The radio is rocking with Paquito D'Rivera as I finish off these photos and begin to think of how I shall list the necklace and bracelet set. I like them so much, somebody should snatch them up before I decide to keep them!
You see a combination of modern, commercial chain, dead stock (the red beaded brass chain) and bits of a well worn black rosary with connector medal. It's chucho again: old and new, all mixed up with ethnic sources, found objects, precious and profane materials.
abstruse words are useless.
Abstruse, that's recondite.
On to a bracelet combo that I have held onto for awhile. A wide fold formed copper cuff that has been left work hardened so it has a bit of spring to it, and the thin recycled thrift bangle that has been transformed with a small collection. On steel jump rings are a tourist's souvenir faience scarab, a bright chunk of sponge coral topped with a fossilized sea skate gill plate and next to that a piece of crinoid stem (the local folk call them "corkscrew critters" where I found this one near Athens, Georgia). I love the natural finish of the copper left from the last annealing, and everything has been generously waxed with Renaissance Wax to preserve the finish and create a soft luster.
Photoscape, which is downloadable free and easy to understand. I have the other photo program but it isn't so user friendly, and I just gave up on it. A few sessions with Photoscape, though, and you will have photos that will present your work well.
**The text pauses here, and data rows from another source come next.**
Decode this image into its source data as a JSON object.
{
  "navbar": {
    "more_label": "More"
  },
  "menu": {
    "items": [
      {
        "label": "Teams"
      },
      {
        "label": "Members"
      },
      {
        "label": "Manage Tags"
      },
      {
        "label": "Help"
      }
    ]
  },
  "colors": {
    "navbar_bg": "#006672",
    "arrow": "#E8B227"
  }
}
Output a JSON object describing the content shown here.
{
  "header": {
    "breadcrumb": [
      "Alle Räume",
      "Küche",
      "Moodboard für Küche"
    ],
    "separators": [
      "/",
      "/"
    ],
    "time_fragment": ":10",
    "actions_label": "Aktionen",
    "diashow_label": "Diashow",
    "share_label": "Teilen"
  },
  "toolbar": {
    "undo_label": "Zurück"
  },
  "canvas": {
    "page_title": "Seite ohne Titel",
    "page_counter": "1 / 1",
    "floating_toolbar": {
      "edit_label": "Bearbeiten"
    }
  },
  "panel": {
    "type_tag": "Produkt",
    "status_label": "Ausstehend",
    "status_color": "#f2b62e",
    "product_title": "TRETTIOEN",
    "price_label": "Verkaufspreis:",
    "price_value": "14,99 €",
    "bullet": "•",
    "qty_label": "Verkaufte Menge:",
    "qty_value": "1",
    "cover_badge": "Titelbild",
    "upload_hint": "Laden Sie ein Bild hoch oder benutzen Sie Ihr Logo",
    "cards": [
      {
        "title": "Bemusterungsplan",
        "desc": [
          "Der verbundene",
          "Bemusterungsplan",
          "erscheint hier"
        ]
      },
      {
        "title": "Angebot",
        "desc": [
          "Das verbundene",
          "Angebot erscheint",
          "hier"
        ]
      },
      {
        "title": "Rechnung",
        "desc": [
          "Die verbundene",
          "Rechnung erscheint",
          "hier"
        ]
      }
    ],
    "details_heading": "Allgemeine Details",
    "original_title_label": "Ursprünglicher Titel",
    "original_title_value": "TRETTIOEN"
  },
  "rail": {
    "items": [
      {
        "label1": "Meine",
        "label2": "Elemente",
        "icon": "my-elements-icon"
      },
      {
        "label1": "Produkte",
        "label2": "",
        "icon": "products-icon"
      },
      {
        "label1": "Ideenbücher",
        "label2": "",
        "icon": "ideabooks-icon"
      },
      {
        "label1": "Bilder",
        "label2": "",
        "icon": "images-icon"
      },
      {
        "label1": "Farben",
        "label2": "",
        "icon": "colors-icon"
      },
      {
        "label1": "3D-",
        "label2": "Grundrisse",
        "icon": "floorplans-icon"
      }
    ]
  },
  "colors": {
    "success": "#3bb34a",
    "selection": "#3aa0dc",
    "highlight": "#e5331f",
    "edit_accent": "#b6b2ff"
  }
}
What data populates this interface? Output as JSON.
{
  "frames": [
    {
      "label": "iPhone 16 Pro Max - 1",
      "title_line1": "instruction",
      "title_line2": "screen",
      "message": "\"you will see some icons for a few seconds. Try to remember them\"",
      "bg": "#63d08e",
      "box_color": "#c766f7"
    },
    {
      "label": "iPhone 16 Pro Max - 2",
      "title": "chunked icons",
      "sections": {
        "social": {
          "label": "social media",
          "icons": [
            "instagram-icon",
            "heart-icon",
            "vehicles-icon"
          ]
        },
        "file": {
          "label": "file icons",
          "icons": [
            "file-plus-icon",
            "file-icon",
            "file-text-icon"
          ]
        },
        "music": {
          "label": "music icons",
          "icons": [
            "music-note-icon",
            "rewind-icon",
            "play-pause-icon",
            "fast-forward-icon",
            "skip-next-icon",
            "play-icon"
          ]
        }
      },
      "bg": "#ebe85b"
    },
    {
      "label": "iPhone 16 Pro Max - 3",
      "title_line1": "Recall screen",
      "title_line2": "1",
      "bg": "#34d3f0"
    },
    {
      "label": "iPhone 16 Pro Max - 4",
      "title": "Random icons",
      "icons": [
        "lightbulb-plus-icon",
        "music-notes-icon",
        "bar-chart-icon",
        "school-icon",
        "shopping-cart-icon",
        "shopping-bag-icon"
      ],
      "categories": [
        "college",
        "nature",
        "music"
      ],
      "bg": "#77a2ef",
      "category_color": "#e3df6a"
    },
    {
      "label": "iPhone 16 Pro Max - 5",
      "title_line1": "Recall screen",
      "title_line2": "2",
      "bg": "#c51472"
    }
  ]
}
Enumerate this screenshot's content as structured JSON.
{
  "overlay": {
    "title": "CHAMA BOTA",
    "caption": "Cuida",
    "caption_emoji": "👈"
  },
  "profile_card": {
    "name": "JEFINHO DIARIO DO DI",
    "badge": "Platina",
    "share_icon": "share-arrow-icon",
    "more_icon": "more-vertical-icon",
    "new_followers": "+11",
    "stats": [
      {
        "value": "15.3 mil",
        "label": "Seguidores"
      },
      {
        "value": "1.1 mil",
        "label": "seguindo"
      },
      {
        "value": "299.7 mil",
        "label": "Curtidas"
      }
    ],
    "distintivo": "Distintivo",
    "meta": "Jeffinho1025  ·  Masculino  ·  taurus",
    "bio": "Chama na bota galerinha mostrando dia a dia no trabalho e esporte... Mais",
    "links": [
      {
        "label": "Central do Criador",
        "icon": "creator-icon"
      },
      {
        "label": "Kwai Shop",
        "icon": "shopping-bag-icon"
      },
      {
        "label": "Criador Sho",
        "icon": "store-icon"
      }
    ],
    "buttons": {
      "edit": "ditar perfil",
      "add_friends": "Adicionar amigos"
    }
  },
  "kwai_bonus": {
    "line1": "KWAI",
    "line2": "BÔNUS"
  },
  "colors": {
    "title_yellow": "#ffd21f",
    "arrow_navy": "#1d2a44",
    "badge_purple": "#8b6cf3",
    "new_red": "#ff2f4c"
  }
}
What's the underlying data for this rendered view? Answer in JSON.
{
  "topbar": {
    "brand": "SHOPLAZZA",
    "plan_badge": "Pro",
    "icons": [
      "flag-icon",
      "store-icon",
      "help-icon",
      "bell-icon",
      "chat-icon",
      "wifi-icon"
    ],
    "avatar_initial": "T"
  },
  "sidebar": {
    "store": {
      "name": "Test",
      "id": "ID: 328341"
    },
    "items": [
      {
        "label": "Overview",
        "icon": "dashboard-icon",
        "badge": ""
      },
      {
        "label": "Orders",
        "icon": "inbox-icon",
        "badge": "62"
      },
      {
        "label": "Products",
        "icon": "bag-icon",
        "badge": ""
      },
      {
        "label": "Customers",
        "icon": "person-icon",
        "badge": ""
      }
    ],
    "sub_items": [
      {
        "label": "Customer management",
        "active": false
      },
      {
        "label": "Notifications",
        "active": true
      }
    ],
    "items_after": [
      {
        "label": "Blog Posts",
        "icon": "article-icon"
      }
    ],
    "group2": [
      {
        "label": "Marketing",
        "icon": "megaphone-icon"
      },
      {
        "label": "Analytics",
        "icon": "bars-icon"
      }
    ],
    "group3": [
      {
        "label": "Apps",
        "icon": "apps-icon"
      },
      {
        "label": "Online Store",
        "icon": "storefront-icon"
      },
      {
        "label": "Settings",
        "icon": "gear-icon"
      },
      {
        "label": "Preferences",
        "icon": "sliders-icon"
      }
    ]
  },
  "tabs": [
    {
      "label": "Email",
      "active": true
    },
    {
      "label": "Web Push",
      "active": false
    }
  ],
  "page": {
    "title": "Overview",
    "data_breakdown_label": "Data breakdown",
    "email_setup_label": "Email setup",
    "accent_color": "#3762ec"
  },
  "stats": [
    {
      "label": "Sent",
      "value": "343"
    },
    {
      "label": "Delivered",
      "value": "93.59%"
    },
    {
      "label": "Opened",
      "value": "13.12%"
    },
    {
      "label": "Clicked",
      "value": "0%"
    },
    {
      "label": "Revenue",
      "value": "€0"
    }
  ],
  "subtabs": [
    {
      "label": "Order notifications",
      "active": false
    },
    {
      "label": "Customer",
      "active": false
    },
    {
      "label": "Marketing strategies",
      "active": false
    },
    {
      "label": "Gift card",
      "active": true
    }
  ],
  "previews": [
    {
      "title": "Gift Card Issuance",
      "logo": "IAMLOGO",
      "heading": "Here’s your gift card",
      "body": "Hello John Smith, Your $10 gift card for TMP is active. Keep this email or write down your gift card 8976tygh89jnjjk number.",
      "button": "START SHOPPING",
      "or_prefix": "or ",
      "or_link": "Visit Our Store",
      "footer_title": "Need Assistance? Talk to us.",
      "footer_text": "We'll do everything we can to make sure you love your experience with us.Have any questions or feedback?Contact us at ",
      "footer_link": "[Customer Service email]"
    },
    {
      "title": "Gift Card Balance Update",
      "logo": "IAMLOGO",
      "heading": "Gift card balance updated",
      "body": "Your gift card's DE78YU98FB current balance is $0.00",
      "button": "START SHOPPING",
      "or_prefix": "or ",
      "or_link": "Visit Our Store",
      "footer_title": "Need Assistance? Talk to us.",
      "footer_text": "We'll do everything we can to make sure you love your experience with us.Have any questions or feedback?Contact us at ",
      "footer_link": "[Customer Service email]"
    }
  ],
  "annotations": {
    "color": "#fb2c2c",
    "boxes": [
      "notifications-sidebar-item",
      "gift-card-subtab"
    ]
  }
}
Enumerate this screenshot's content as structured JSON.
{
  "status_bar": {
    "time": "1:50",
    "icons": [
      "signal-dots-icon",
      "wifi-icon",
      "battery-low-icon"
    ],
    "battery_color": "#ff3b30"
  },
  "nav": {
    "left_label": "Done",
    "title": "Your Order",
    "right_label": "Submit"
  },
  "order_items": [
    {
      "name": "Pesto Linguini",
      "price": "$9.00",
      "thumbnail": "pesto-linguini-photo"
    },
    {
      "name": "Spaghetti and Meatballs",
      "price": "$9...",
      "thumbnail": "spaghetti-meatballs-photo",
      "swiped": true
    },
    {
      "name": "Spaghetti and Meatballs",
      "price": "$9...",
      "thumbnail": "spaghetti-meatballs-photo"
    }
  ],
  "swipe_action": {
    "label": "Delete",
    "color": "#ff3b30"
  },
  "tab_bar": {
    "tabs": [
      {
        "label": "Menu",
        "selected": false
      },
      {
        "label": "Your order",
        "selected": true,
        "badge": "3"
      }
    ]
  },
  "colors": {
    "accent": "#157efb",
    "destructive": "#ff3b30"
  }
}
It's all about compensating for lighting, which is hard to get right in a home studio.
Lighting is what shows off those textural details that make your work interesting, like the hammer marks here.
See the little scalloped piece of paper in the back? It isn't so intrusive, is it? I think it actually adds something to the composition.
And this is one fat, special, chucho copper cuff.
All to be listed soon in my Etsy shop.
Back to the bench. I'm on a roll with this chucho idea.